Glacier studies in Ladakh, Himachal Pradesh flag stark climate change impact
For the Ladakh study, published in the Journal of Glaciology on May 18, the team found that the Stok glacier is facing as much mass loss as its western Himalayan counterparts, despite being in a higher altitude zone between the Himalayan and Karakoram mountain ranges.Updated: Jun 30, 2020 11:52 IST
Climate change is having a discernible impact on glaciers in the western Himalayan region, studies by Jawaharlal Nehru University’s (JNU) glaciology unit in the School of Environmental Sciences has found.
The results of their long-term monitoring of two glaciers, based on observational data and modelling exercises, in Himachal Pradesh (HP) and the Union Territory of Ladakh, have found that in the first decade of the new millennium glacier mass loss was significantly higher than in the late 20th century.
While the glaciers will not disappear in the coming decades, the authors of the studies said, negative mass balance -- the net change in its mass over a balance year or fixed year -- of these slowly moving giant mass of ice is likely to have a profound impact on water availability for local communities.
They also said that mass loss in glaciers in the region is mainly linked to rising temperatures and reduced snowfall.
For the Ladakh study, published in the Journal of Glaciology on May 18, the team found that the Stok glacier is facing as much mass loss as its western Himalayan counterparts, despite being in a higher altitude zone between the Himalayan and Karakoram mountain ranges.
The Stok glacier was in a balanced condition during the late 20th century -- around the 1980s --- due to sufficient winter precipitation, or snowfall. However, it was followed by a severe loss during the early 21st century -- prior to 2009 -- and a moderate loss after 2011.
“This is mainly because of reduced winter snowfall in the arid Himalayan region. This must be also affecting water availability in villages in and around Stok and Indus river, which must be studied,” said JNU’s Professor AL Ramanathan, the corresponding author of the paper.
The paper projects that a 27% increase in snow or rain is required to compensate for the mass loss due to 1 degree Celsius rise in temperature over pre-industrial era levels.
“Accelerated temperature rise over the western Himalayas has significantly reduced the amount of snowfall received and also aggravated glacier mass loss,” he added.
Another paper published in the same journal on June 23 is a study -- conducted between 2002 and 2019 --- of the Chhota Shigri glacier in HP.
The team found over the past two decades, on average half a metre of water equivalent of ice has been drained from this glacier in the Indus river.
The glacier is in an imbalanced condition because it has melted more than gained, the paper said.
“Overall, the air temperature change is controlling the river run-off, which means a warmer world is likely to be associated with higher water in the Himalayan rivers till the 2050s, which other studies have also observed. There might be a seasonal shift in glacier run-off as well,” Ramanthan said.

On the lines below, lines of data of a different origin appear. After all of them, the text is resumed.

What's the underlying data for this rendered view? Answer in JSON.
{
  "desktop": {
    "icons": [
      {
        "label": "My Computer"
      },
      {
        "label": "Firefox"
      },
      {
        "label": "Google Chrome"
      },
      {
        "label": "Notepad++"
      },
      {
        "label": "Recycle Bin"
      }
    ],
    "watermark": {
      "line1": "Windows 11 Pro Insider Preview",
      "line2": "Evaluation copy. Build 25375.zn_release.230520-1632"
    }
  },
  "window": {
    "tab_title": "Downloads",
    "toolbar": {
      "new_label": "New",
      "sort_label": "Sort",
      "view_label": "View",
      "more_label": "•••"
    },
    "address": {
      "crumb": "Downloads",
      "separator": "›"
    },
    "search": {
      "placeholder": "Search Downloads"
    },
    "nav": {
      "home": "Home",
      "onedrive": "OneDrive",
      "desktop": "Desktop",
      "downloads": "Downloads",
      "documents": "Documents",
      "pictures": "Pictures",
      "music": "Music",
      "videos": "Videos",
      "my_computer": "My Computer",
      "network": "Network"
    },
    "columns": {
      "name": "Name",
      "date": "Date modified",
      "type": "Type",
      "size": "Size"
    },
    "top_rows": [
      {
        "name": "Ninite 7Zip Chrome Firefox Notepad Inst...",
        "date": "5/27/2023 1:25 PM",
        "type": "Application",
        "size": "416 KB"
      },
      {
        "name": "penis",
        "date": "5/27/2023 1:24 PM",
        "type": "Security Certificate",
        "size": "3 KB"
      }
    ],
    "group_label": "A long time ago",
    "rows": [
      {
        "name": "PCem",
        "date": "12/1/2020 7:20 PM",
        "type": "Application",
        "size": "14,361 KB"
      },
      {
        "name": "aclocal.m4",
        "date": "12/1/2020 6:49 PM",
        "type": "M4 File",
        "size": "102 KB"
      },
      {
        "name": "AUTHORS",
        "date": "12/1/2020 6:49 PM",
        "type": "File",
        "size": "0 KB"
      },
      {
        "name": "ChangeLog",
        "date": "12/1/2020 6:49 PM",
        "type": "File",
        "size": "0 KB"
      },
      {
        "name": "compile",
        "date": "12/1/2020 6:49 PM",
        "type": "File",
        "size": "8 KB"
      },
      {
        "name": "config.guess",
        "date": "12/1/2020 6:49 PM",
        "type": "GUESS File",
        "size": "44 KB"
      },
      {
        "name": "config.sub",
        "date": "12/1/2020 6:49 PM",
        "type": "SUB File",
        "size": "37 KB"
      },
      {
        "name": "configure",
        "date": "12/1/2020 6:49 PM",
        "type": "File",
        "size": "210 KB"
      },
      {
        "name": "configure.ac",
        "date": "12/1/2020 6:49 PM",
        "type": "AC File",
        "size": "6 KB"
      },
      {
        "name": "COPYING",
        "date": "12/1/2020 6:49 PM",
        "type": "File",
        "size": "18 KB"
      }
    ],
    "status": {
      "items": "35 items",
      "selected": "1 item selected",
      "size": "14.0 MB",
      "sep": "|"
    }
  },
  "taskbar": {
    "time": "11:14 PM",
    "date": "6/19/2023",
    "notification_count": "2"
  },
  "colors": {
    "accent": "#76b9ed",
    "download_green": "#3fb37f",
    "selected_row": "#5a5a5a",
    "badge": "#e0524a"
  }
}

The country’s first national climate change assessment by the Union Ministry of Earth Sciences published in early June also flagged similar concerns.
For instance, the Hindu Kush Himalayas (HKH) region experienced a temperature rise of about 1.3 degrees Celsius between 1951 and 2014, as compared to an average temperature rise of .7 degree over India from 1901 onwards.
Several areas of the HKH region have experienced a declining trend in snowfall and also a retreat of glaciers in recent decades.
“Several areas in the HKH region have exhibited declining trends in snowfall and retreating glaciers during the recent decades. Parts of the high-elevation Karakoram Himalayas have, in contrast, experienced increased wintertime precipitation in association with enhanced amplitude variations of synoptic western disturbance,” the assessment has said.
“There are thousands of glaciers in the western Himalayas. It’s difficult to say how water availability will be impacted in the coming years. We need large observational and satellite studies to have an effective assessment. But reduced snowfall in recent years is linked to an overall trend of glacial retreat,” said Anil Kulkarni, Distinguished Scientist, Divecha Centre for Climate Change, Indian Institute of Science (IISc), Bengaluru.